Skyline is a freely-available and open source Windows client application for building quantitative LC-MS methods and the analysis of the resulting mass spectrometry data. We have applied state-of-the-art technologies for creating methods, iteratively refining assays, and the visualization of quantitative mass spectrometry experiments across all major instrument vendors. Originally Skyline was developed specifically for targeted proteomics but has expanded to support method development and data analysis for all molecular species. There have been over 90,000 new installations of Skyline since it was first publicly released at ASMS 2009, with 1000 installations on average each month over the past 6 months, and consistently >8000 software boot-ups per week for the last year. Additionally, Skyline supports an external tool framework with 13 tools available currently (some with >10,000 installations themselves). The server side project Panorama (http://panoramaweb.org), supports managing Skyline documents (both results and assay validation), sharing data within a group or to the entire community, and real-time collection and tracking of instrument system suitability data. Recent capability like quantitative signal calibration, assay figures of merit, and audit logging have been developed in close collaboration and with iterative feedback with members of the MSACL community. I will present a perspective on the history of the project, provide examples of how these tools have been used in assay development, and provide a vision for the future.

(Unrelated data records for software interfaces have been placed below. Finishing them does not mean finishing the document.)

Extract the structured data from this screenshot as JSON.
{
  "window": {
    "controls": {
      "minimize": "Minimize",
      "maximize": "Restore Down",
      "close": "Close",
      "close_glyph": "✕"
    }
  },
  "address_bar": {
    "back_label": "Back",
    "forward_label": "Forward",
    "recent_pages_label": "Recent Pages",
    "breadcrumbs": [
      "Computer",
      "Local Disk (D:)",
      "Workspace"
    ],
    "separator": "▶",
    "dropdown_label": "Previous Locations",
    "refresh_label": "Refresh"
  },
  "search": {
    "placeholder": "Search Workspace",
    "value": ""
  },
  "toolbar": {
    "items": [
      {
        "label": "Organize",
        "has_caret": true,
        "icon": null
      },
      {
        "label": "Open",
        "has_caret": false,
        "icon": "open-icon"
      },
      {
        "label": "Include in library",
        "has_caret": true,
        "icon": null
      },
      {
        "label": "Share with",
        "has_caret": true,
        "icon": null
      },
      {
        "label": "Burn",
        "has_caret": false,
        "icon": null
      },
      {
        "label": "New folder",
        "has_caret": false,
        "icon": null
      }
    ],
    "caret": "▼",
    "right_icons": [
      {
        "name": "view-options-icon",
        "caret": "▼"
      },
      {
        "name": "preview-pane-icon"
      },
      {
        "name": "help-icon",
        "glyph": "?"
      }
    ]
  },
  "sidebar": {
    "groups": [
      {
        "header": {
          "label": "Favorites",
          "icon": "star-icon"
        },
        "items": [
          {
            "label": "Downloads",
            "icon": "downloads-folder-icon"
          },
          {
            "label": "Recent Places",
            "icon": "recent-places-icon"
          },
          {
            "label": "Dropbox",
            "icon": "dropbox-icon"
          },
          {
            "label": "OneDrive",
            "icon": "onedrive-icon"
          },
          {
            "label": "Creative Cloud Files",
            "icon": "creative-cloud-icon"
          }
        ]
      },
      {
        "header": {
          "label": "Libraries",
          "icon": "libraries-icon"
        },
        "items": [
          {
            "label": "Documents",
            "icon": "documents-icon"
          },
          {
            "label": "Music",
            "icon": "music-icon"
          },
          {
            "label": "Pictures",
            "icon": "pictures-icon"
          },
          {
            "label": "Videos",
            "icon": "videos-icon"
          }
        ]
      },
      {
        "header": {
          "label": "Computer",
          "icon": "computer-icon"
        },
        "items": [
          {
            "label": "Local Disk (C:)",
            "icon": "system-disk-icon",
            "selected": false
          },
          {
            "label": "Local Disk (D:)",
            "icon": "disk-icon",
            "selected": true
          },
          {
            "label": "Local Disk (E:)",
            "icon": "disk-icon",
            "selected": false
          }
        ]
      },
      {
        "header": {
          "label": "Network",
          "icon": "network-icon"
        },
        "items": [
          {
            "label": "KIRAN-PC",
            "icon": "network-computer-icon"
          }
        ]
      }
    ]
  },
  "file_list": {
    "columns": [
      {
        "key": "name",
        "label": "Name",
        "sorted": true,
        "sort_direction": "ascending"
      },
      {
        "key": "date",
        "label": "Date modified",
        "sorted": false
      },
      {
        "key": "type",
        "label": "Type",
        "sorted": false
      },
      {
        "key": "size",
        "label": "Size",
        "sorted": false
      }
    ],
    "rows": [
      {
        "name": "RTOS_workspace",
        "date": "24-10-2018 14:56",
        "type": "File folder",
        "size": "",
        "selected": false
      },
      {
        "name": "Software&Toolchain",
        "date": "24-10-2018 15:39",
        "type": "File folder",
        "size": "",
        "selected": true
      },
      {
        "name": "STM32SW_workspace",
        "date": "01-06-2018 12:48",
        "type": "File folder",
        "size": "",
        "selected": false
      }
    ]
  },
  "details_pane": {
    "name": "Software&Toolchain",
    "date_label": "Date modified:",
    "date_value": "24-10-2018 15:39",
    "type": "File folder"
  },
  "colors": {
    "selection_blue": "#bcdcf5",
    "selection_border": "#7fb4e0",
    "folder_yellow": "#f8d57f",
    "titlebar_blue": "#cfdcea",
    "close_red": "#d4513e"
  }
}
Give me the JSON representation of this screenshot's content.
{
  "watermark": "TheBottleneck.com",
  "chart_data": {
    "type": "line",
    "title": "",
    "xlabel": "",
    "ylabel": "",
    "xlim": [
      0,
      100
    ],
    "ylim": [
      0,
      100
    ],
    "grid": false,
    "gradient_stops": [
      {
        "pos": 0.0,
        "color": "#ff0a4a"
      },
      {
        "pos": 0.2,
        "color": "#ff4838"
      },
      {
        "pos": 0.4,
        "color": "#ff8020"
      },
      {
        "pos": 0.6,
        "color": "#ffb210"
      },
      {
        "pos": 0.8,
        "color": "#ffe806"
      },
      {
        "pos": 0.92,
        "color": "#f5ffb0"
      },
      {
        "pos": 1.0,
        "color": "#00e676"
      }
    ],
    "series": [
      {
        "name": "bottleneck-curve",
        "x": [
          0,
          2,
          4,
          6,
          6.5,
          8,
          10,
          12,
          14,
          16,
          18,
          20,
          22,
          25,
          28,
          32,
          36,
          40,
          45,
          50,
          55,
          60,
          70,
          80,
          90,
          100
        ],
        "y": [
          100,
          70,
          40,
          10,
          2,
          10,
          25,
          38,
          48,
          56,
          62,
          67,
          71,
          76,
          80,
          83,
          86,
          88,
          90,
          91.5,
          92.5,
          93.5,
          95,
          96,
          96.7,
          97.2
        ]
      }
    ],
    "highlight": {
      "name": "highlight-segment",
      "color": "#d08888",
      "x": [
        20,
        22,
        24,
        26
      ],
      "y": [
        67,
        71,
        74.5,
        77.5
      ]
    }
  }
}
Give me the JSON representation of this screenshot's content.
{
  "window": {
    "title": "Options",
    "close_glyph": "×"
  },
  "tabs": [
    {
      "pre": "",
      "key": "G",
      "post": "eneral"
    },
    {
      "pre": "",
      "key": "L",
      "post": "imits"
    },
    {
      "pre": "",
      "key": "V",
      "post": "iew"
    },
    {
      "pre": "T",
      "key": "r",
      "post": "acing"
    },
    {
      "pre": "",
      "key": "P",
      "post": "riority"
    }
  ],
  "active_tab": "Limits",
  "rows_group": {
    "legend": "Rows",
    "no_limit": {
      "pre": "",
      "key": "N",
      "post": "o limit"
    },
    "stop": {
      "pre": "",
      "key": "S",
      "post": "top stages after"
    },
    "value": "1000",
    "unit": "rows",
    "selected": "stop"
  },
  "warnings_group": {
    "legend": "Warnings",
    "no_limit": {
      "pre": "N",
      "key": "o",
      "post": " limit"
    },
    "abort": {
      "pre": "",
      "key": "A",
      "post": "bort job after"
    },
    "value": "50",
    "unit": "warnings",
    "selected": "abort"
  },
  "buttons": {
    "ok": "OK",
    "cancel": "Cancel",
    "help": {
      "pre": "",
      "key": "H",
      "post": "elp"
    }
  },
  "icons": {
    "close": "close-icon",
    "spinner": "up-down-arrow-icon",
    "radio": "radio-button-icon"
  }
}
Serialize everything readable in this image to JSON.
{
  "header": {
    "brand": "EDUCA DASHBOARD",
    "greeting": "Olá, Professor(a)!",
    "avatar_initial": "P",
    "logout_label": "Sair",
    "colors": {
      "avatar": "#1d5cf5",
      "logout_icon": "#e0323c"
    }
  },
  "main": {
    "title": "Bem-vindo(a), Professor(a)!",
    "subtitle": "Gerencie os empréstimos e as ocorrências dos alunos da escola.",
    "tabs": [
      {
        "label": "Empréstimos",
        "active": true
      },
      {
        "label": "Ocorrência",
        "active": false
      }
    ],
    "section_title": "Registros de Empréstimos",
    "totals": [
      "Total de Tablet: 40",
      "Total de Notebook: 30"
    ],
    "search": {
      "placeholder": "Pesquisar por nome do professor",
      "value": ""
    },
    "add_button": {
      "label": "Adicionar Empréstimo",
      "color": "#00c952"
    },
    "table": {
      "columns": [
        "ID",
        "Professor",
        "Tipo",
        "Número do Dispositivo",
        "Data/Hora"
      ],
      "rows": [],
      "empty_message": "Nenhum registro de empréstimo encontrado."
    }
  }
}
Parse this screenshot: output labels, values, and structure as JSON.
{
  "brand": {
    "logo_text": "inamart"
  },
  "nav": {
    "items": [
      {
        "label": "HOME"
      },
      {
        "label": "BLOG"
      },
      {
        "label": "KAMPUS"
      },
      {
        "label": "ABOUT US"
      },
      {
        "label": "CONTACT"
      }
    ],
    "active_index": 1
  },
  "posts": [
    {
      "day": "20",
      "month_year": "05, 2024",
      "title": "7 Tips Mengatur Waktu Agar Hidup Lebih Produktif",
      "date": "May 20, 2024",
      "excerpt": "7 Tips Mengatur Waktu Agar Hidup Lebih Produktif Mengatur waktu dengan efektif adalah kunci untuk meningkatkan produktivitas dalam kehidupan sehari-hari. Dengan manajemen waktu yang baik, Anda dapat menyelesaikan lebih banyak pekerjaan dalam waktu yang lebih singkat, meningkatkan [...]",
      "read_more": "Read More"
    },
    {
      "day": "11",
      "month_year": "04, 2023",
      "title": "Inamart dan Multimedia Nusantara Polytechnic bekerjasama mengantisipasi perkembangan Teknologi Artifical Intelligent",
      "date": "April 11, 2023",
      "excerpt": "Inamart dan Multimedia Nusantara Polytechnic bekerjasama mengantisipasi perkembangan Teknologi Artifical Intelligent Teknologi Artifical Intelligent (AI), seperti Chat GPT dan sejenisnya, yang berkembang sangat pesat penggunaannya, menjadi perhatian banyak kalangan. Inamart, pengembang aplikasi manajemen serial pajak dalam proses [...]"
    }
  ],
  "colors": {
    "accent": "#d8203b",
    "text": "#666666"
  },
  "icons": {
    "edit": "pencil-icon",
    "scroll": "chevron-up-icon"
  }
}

Translation of Lipidomic Technologies Towards Quantification of Blood Lipids Marcus Wenk National University of Singapore
Markus Wenk has been interested in membrane lipids, their structure and function since his undergraduate years at the Biozentrum of the University of Basel. At Yale he introduced and established novel techniques for analysis of phospholipid metabolism. His work resulted in scientific publications which have major impact on conceptual advancements in the field of lipid metabolism. He established SLING, the Singapore lipidomics incubator, an interdisciplinary program dedicated to innovation, education and partnership in lipidomics research. Markus Wenk is Provost’s Chair, Professor and Head of the Department of Biochemistry at the National University of Singapore (NUS).
Singapore Lipidomics Incubator - https://sling.sg/
Department of Biochemistry at NUS - http://bch.nus.edu.sg/
Progress in Lipid Research - https://www.journals.elsevier.com/progress-in-lipid-research/
The main elements of lipidomic technologies are now available and ready for adoption in larger scale studies. However, the translation of laboratory-style methods for lipid measurements – based on mass spectrometry – towards robust, quantitative tests that deliver comparable results across different analytical sites and with appropriate turn-around times will require considerable extra efforts. Here I will introduce our model for engagement which we have been pursuing with the Singapore Lipidomics Incubator (SLING) at the National University of Singapore (NUS). Examples, in the context of natural variation of blood lipids, will be given for translation (i) of such technologies towards individualized lipidomic tracking and (ii) for better mechanistic understanding of lipid function.